WHAT IS NEEDED:
Every entry in the following listing must be restated word for word, though not its pictures.
_ _ _ _ _
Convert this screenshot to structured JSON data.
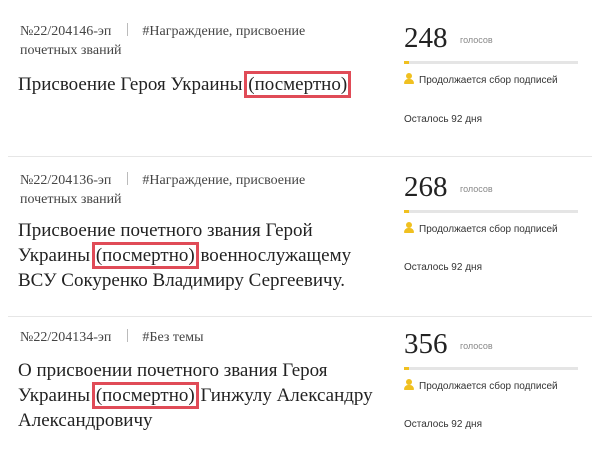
{
  "petitions": [
    {
      "number": "№22/204146-эп",
      "tag": "#Награждение, присвоение почетных званий",
      "title_before": "Присвоение Героя Украины ",
      "title_highlight": "(посмертно)",
      "title_after": "",
      "votes": "248",
      "votes_unit": "голосов",
      "progress_fraction": 0.004,
      "status": "Продолжается сбор подписей",
      "remaining": "Осталось 92 дня"
    },
    {
      "number": "№22/204136-эп",
      "tag": "#Награждение, присвоение почетных званий",
      "title_before": "Присвоение почетного звания Герой Украины ",
      "title_highlight": "(посмертно)",
      "title_after": " военнослужащему ВСУ Сокуренко Владимиру Сергеевичу.",
      "votes": "268",
      "votes_unit": "голосов",
      "progress_fraction": 0.005,
      "status": "Продолжается сбор подписей",
      "remaining": "Осталось 92 дня"
    },
    {
      "number": "№22/204134-эп",
      "tag": "#Без темы",
      "title_before": "О присвоении почетного звания Героя Украины ",
      "title_highlight": "(посмертно)",
      "title_after": " Гинжулу Александру Александровичу",
      "votes": "356",
      "votes_unit": "голосов",
      "progress_fraction": 0.007,
      "status": "Продолжается сбор подписей",
      "remaining": "Осталось 92 дня"
    }
  ],
  "colors": {
    "accent": "#f0c020",
    "highlight_box": "#e04b57",
    "divider": "#e6e6e6"
  },
  "icons": {
    "status_icon": "person-icon"
  }
}
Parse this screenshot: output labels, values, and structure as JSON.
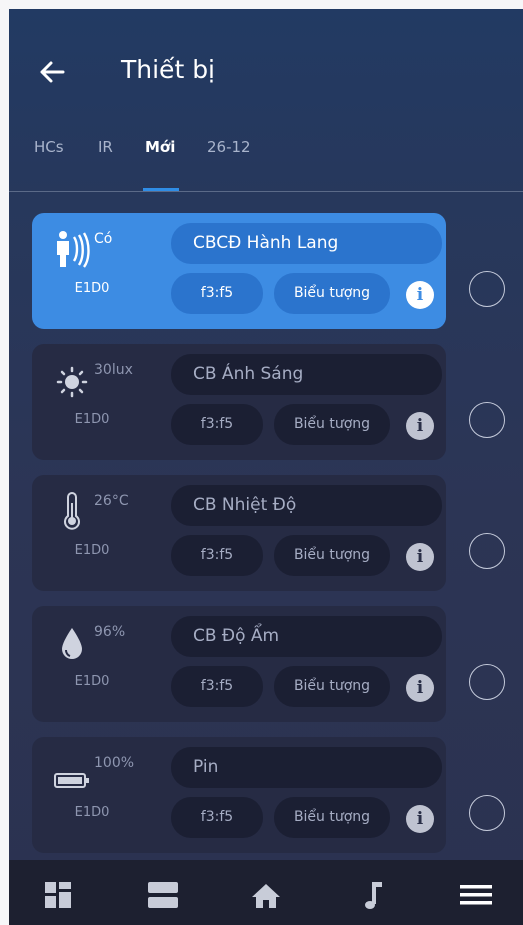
{
  "header": {
    "title": "Thiết bị"
  },
  "tabs": [
    {
      "label": "HCs",
      "active": false
    },
    {
      "label": "IR",
      "active": false
    },
    {
      "label": "Mới",
      "active": true
    },
    {
      "label": "26-12",
      "active": false
    }
  ],
  "devices": [
    {
      "icon": "motion-sensor-icon",
      "value": "Có",
      "code": "E1D0",
      "name": "CBCĐ Hành Lang",
      "address": "f3:f5",
      "icon_label": "Biểu tượng",
      "selected": true,
      "selectable": false
    },
    {
      "icon": "sun-icon",
      "value": "30lux",
      "code": "E1D0",
      "name": "CB Ánh Sáng",
      "address": "f3:f5",
      "icon_label": "Biểu tượng",
      "selected": false,
      "selectable": false
    },
    {
      "icon": "thermometer-icon",
      "value": "26°C",
      "code": "E1D0",
      "name": "CB Nhiệt Độ",
      "address": "f3:f5",
      "icon_label": "Biểu tượng",
      "selected": false,
      "selectable": false
    },
    {
      "icon": "water-drop-icon",
      "value": "96%",
      "code": "E1D0",
      "name": "CB Độ Ẩm",
      "address": "f3:f5",
      "icon_label": "Biểu tượng",
      "selected": false,
      "selectable": false
    },
    {
      "icon": "battery-icon",
      "value": "100%",
      "code": "E1D0",
      "name": "Pin",
      "address": "f3:f5",
      "icon_label": "Biểu tượng",
      "selected": false,
      "selectable": false
    }
  ],
  "info_glyph": "i",
  "bottom_nav": [
    {
      "icon": "dashboard-icon"
    },
    {
      "icon": "rooms-icon"
    },
    {
      "icon": "home-icon"
    },
    {
      "icon": "music-icon"
    },
    {
      "icon": "menu-icon"
    }
  ],
  "colors": {
    "accent": "#3d8ce3",
    "background": "#2b3250",
    "card": "#262b44",
    "nav_bar": "#1d2030"
  }
}
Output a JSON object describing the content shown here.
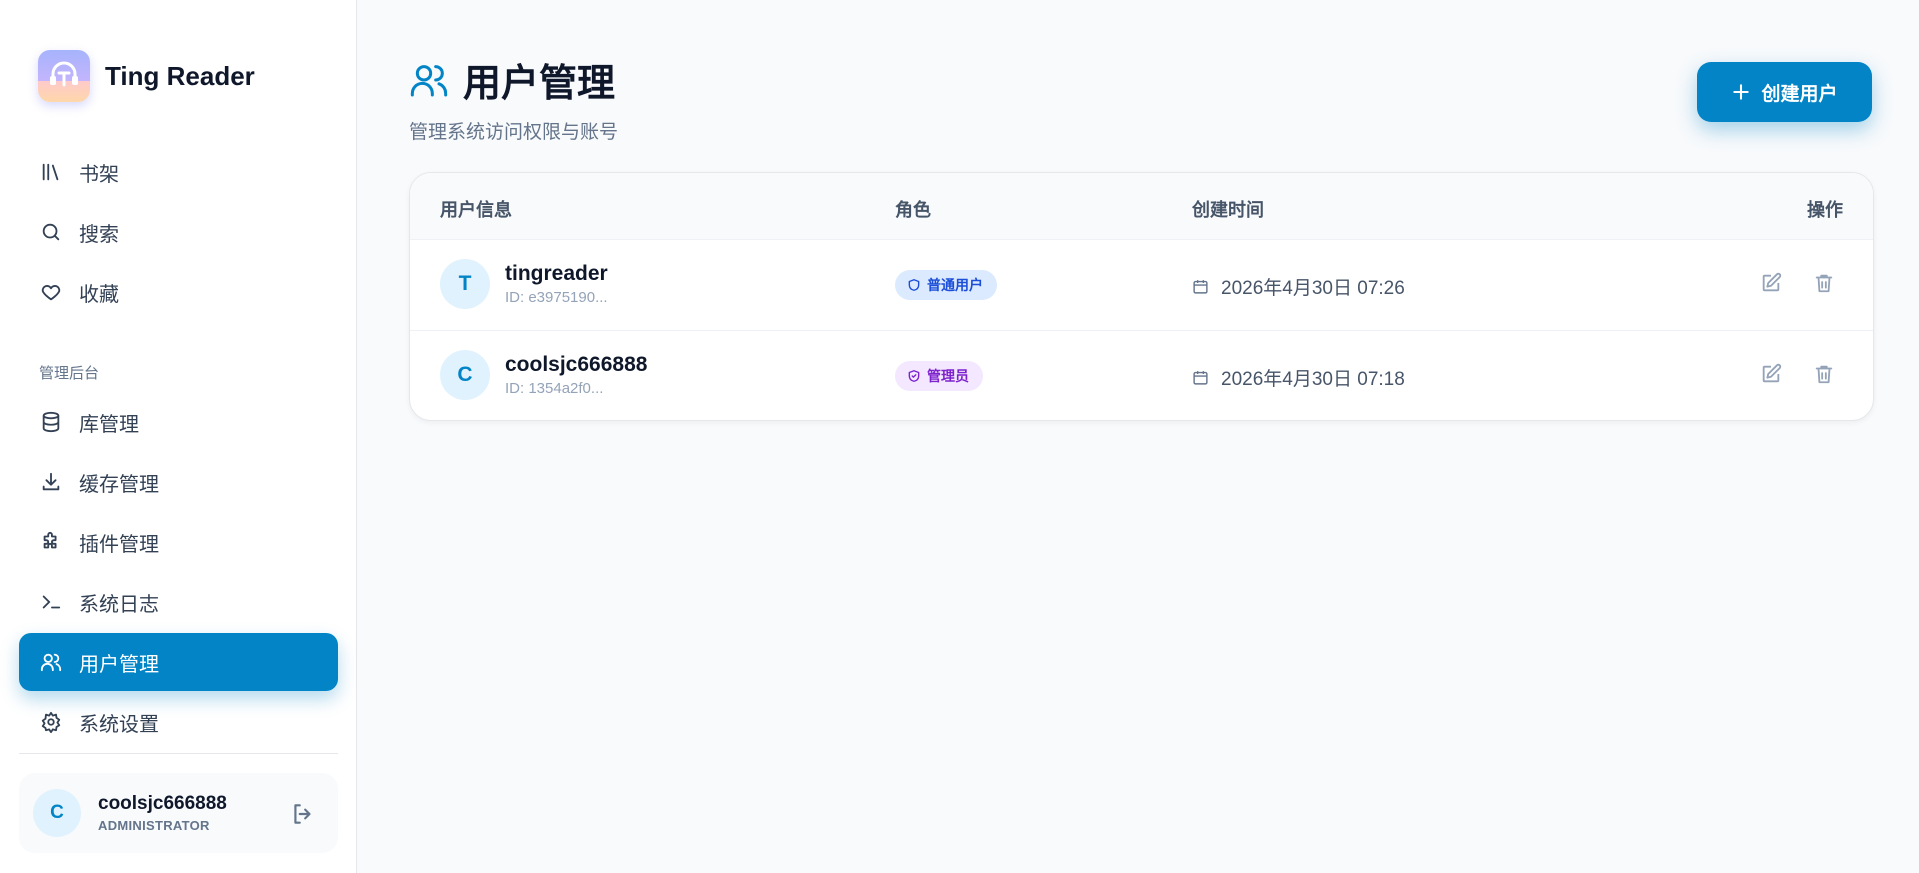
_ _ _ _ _
TASK RESULT:
Convert this screenshot to structured JSON data.
{
  "petitions": [
    {
      "number": "№22/204146-эп",
      "tag": "#Награждение, присвоение почетных званий",
      "title_before": "Присвоение Героя Украины ",
      "title_highlight": "(посмертно)",
      "title_after": "",
      "votes": "248",
      "votes_unit": "голосов",
      "progress_fraction": 0.004,
      "status": "Продолжается сбор подписей",
      "remaining": "Осталось 92 дня"
    },
    {
      "number": "№22/204136-эп",
      "tag": "#Награждение, присвоение почетных званий",
      "title_before": "Присвоение почетного звания Герой Украины ",
      "title_highlight": "(посмертно)",
      "title_after": " военнослужащему ВСУ Сокуренко Владимиру Сергеевичу.",
      "votes": "268",
      "votes_unit": "голосов",
      "progress_fraction": 0.005,
      "status": "Продолжается сбор подписей",
      "remaining": "Осталось 92 дня"
    },
    {
      "number": "№22/204134-эп",
      "tag": "#Без темы",
      "title_before": "О присвоении почетного звания Героя Украины ",
      "title_highlight": "(посмертно)",
      "title_after": " Гинжулу Александру Александровичу",
      "votes": "356",
      "votes_unit": "голосов",
      "progress_fraction": 0.007,
      "status": "Продолжается сбор подписей",
      "remaining": "Осталось 92 дня"
    }
  ],
  "colors": {
    "accent": "#f0c020",
    "highlight_box": "#e04b57",
    "divider": "#e6e6e6"
  },
  "icons": {
    "status_icon": "person-icon"
  }
}
Parse this screenshot: output labels, values, and structure as JSON.
{
  "header": {
    "title": "Thiết bị"
  },
  "tabs": [
    {
      "label": "HCs",
      "active": false
    },
    {
      "label": "IR",
      "active": false
    },
    {
      "label": "Mới",
      "active": true
    },
    {
      "label": "26-12",
      "active": false
    }
  ],
  "devices": [
    {
      "icon": "motion-sensor-icon",
      "value": "Có",
      "code": "E1D0",
      "name": "CBCĐ Hành Lang",
      "address": "f3:f5",
      "icon_label": "Biểu tượng",
      "selected": true,
      "selectable": false
    },
    {
      "icon": "sun-icon",
      "value": "30lux",
      "code": "E1D0",
      "name": "CB Ánh Sáng",
      "address": "f3:f5",
      "icon_label": "Biểu tượng",
      "selected": false,
      "selectable": false
    },
    {
      "icon": "thermometer-icon",
      "value": "26°C",
      "code": "E1D0",
      "name": "CB Nhiệt Độ",
      "address": "f3:f5",
      "icon_label": "Biểu tượng",
      "selected": false,
      "selectable": false
    },
    {
      "icon": "water-drop-icon",
      "value": "96%",
      "code": "E1D0",
      "name": "CB Độ Ẩm",
      "address": "f3:f5",
      "icon_label": "Biểu tượng",
      "selected": false,
      "selectable": false
    },
    {
      "icon": "battery-icon",
      "value": "100%",
      "code": "E1D0",
      "name": "Pin",
      "address": "f3:f5",
      "icon_label": "Biểu tượng",
      "selected": false,
      "selectable": false
    }
  ],
  "info_glyph": "i",
  "bottom_nav": [
    {
      "icon": "dashboard-icon"
    },
    {
      "icon": "rooms-icon"
    },
    {
      "icon": "home-icon"
    },
    {
      "icon": "music-icon"
    },
    {
      "icon": "menu-icon"
    }
  ],
  "colors": {
    "accent": "#3d8ce3",
    "background": "#2b3250",
    "card": "#262b44",
    "nav_bar": "#1d2030"
  }
}
Output a JSON object describing the content shown here.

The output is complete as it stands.